Mark Cohen never puts his eye to the viewer of his 35 millimeter camera. He holds it at arms length and sticks the wide-angle lens literally inches from the face of random passersby. It’s a guerrilla technique that upsets many people, but can yield pictures of accidental beauty.
Cohen says, “It’s a lot of fun to do this – I was energized as I took these pictures. I was out having a good time.”
Most of the show at the Philadelphia Museum of Art come from Cohen’s heyday in the 1970’s, with more recent work mixed in. Although they span four decades, his photos of the streets of blue-collar mining towns like Scranton and Wilkes-Barre look remarkably similar. Cohen says since 9/11 he has had to change his in-your-face style.
“People are much more suspicious,” he says. ” I would try to take a picture and they were threatening me – grabbing me. It got to the point where I couldn’t do the work I wanted to do with a wide-angle lens.

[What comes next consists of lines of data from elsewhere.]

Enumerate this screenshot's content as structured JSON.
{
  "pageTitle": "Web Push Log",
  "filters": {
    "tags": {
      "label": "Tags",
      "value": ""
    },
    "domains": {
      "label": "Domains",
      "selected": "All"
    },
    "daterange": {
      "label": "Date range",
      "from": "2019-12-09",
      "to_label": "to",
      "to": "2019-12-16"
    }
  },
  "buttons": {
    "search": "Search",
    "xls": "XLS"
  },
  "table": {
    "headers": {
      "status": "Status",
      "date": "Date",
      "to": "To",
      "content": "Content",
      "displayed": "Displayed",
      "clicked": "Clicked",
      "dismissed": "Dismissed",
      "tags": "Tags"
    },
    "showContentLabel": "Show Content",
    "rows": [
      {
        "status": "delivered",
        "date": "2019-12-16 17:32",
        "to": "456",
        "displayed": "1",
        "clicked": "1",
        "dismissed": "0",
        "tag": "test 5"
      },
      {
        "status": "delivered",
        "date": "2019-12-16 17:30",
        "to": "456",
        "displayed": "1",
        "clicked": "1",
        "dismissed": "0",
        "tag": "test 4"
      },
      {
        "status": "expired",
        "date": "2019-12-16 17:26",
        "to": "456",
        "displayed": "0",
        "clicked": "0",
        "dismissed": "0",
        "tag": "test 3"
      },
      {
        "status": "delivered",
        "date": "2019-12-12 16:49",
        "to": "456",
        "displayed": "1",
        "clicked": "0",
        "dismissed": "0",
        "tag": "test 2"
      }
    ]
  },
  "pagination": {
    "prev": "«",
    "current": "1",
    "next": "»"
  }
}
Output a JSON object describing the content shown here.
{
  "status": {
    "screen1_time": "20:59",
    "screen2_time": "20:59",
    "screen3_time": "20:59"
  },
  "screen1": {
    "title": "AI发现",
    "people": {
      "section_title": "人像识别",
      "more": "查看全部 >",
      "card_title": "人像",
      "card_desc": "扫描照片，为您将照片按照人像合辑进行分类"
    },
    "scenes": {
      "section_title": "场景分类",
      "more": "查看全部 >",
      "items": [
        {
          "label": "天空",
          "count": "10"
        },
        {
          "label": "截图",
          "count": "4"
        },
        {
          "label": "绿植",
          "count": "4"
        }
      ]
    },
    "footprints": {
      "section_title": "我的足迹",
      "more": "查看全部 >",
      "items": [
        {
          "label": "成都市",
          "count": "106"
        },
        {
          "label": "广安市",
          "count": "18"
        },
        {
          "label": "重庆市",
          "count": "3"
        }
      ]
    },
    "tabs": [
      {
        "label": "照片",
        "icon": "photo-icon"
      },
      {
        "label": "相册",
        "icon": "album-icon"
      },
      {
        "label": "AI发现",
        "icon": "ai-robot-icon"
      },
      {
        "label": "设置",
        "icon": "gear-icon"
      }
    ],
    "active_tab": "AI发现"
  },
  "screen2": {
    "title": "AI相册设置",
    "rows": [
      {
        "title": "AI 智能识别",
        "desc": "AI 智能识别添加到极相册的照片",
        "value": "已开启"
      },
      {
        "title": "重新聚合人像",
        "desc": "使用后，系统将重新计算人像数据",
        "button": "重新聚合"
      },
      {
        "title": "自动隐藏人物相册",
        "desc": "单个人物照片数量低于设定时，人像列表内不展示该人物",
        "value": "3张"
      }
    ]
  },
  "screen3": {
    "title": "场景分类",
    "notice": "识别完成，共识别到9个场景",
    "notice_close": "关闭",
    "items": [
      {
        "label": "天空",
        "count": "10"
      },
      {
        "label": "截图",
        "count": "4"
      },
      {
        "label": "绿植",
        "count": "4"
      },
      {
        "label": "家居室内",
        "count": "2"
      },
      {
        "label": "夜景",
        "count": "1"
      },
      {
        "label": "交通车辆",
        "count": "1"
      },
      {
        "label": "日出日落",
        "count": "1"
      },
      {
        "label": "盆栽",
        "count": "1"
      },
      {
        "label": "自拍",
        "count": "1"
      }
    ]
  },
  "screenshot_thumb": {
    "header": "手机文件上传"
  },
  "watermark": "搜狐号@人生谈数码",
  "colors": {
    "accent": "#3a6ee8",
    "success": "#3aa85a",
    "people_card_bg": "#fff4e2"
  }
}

I had to get further away.”
The photos of Mark Cohen will be on display in the Art Museum’s Perelman Building until February.